─── DATA PROVIDED ───
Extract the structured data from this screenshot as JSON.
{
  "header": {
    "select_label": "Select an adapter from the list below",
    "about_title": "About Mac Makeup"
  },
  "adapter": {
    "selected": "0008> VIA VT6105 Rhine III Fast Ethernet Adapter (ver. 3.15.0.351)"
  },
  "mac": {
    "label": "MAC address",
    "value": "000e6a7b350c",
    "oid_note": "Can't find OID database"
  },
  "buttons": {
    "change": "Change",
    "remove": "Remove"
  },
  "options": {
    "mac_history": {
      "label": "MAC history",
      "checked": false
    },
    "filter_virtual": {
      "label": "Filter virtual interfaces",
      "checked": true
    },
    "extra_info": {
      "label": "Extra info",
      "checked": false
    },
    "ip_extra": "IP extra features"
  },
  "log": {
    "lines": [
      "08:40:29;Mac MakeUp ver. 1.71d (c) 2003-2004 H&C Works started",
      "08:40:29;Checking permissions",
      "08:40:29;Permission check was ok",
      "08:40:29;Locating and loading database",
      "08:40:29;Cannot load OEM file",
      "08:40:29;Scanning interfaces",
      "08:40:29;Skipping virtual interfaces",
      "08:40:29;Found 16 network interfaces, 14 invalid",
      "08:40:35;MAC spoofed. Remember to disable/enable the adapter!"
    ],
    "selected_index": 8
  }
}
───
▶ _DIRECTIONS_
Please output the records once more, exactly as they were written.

▶ _EXPECTED ANSWER_
Extract the structured data from this screenshot as JSON.
{
  "header": {
    "select_label": "Select an adapter from the list below",
    "about_title": "About Mac Makeup"
  },
  "adapter": {
    "selected": "0008> VIA VT6105 Rhine III Fast Ethernet Adapter (ver. 3.15.0.351)"
  },
  "mac": {
    "label": "MAC address",
    "value": "000e6a7b350c",
    "oid_note": "Can't find OID database"
  },
  "buttons": {
    "change": "Change",
    "remove": "Remove"
  },
  "options": {
    "mac_history": {
      "label": "MAC history",
      "checked": false
    },
    "filter_virtual": {
      "label": "Filter virtual interfaces",
      "checked": true
    },
    "extra_info": {
      "label": "Extra info",
      "checked": false
    },
    "ip_extra": "IP extra features"
  },
  "log": {
    "lines": [
      "08:40:29;Mac MakeUp ver. 1.71d (c) 2003-2004 H&C Works started",
      "08:40:29;Checking permissions",
      "08:40:29;Permission check was ok",
      "08:40:29;Locating and loading database",
      "08:40:29;Cannot load OEM file",
      "08:40:29;Scanning interfaces",
      "08:40:29;Skipping virtual interfaces",
      "08:40:29;Found 16 network interfaces, 14 invalid",
      "08:40:35;MAC spoofed. Remember to disable/enable the adapter!"
    ],
    "selected_index": 8
  }
}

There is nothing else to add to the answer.